Vegetable gardens can be highly productive and are often the jewel of a gardener's eye. To succeed, though, a vegetable patch must grow in the correct season, with some specific conditions present. In the cool, moist conditions of Humboldt County, California, located only 225 miles north of San Francisco, gardeners work to take advantage of generous rainfall while accounting for the often cloudy days.
Choose the vegetables you want to grow. In Humboldt County, where temperatures rarely rise over 80 F in summer, warm-weather crops like tomatoes, peppers and beans may do better in pots, to be taken inside for additional light and warmth. Winter vegetables like squash, rutabagas and lettuce, which are accustomed to less light, will thrive in the cold moisture of Humboldt County.
Use pots that hold at least 5 gallons of soil for warm-weather vegetables. Fill the pots with a mixture of half quick-draining soil and half compost, and plant the seedlings at their preferred planting depths. Choose a site for outdoor vegetables where they'll receive as much sunlight as possible and good drainage; amend the soil at the planting site with this same mixture to a depth of 1 foot.

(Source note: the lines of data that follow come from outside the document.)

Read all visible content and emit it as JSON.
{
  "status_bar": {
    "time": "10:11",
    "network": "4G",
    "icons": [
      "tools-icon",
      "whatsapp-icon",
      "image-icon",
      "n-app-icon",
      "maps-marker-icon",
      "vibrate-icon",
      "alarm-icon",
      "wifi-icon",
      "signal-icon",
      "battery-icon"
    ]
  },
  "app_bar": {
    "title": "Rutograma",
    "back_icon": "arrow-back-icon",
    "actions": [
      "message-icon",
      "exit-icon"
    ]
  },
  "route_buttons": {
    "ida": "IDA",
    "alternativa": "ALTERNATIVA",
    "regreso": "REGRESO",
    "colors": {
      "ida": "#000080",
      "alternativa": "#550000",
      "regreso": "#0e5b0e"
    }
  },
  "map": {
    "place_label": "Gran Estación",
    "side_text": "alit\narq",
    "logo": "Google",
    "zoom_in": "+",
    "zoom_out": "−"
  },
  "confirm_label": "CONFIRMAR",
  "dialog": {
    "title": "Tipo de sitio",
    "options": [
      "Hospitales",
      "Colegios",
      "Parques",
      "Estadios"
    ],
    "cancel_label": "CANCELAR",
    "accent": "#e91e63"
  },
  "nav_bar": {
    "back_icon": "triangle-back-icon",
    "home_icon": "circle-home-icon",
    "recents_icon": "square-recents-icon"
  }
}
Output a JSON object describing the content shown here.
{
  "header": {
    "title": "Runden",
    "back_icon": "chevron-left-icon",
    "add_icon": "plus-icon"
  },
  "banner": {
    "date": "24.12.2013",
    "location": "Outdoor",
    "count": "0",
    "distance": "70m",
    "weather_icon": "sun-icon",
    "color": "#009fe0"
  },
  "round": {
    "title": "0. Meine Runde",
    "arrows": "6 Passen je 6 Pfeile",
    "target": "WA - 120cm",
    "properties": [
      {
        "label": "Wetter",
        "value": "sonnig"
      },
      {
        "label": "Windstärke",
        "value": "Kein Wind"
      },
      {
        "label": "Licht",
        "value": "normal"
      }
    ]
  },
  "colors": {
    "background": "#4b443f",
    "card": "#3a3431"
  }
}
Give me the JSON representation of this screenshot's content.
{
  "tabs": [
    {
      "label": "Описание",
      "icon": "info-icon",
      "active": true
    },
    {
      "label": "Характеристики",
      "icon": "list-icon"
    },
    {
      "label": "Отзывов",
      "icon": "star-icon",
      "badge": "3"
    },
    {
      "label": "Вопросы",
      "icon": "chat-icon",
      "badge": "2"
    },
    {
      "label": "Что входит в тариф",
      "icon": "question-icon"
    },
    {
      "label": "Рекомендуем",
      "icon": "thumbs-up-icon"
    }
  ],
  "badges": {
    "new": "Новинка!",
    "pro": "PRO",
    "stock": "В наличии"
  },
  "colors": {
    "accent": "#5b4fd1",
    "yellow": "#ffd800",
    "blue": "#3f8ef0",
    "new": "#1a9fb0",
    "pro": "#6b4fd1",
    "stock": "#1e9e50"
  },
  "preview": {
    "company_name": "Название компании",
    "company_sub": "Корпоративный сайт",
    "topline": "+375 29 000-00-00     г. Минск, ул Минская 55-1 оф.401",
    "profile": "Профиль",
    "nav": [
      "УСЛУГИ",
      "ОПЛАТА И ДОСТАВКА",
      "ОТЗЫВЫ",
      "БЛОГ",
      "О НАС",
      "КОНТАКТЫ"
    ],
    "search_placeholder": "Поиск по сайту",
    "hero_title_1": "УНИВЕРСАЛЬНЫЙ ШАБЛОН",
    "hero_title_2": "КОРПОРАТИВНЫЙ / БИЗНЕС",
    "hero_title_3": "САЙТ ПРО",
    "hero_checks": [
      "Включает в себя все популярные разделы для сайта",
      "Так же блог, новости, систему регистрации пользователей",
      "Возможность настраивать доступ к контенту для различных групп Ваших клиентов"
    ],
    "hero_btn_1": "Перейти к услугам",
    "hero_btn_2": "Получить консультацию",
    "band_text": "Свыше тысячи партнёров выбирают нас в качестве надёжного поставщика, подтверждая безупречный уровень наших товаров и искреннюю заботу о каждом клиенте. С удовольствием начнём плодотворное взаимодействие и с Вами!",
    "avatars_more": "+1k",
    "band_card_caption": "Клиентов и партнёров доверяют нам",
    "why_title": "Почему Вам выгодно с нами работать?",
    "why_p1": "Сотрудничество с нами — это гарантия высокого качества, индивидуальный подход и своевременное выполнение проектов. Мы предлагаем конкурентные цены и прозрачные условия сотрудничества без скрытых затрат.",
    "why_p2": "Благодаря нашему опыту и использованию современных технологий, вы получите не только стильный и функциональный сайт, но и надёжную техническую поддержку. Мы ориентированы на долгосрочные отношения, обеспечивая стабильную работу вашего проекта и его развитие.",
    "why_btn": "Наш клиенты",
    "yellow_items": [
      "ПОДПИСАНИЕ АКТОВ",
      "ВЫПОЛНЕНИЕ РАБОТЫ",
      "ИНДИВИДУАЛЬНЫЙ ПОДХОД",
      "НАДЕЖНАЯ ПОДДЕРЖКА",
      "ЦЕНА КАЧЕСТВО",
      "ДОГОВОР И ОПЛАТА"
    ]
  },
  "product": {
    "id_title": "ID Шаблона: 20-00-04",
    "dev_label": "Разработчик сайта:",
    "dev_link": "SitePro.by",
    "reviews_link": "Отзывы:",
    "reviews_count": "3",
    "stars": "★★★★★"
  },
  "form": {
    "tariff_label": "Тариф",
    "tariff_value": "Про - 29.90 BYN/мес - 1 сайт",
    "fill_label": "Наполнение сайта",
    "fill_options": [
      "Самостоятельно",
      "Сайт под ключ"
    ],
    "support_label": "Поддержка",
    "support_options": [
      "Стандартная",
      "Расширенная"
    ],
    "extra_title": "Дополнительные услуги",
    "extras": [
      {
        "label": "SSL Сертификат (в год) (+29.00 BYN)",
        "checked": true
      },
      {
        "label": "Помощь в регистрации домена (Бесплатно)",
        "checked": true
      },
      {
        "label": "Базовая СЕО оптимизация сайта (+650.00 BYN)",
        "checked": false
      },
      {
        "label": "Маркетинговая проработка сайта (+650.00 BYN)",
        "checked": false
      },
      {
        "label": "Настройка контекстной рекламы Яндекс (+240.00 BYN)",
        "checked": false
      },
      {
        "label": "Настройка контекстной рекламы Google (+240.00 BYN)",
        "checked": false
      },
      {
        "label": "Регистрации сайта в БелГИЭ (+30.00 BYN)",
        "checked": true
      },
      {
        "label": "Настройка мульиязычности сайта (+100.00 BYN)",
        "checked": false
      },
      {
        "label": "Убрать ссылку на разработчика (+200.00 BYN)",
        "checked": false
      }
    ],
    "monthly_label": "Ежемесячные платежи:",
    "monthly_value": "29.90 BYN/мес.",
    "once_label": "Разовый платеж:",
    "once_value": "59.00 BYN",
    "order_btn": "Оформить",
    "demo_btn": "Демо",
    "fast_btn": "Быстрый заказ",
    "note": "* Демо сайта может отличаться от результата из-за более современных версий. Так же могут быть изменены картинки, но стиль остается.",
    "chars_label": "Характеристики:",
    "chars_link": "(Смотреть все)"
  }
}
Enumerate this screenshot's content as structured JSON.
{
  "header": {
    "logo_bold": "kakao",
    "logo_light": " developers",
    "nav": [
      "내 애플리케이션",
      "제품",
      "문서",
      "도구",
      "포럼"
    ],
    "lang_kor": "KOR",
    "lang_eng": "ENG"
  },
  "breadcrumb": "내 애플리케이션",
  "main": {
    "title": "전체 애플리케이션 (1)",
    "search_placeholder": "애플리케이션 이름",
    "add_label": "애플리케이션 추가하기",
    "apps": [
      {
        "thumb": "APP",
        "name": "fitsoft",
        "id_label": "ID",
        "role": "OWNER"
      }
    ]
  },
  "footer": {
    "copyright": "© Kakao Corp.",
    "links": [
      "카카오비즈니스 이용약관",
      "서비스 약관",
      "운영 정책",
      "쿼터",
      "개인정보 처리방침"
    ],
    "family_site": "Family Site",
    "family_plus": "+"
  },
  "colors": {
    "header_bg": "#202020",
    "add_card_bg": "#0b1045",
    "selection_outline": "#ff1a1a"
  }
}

Put potted vegetables in areas where they'll get full sun during the day. If sunlight is unavailable, put the vegetables under indoor lights for growing. Always move warm-weather vegetables indoors for protection against temperatures under 50 F and winter frosts.
Water both indoor and outdoor vegetables with 2 inches of water a week, but use hand waterings only to supplement natural rainfall for outdoor plants. Humboldt County receives some rainfall every month, so outdoor vegetables may not require hand watering, even in the summer.
Feed vegetables every six weeks during the growing season with a phosphorous-heavy fertilizer to promote blooming and fruiting. Follow manufacturer directions in regards to amount and application of fertilizer, and consider increasing both feedings and watering when the plants start blooming to help in fruit growth.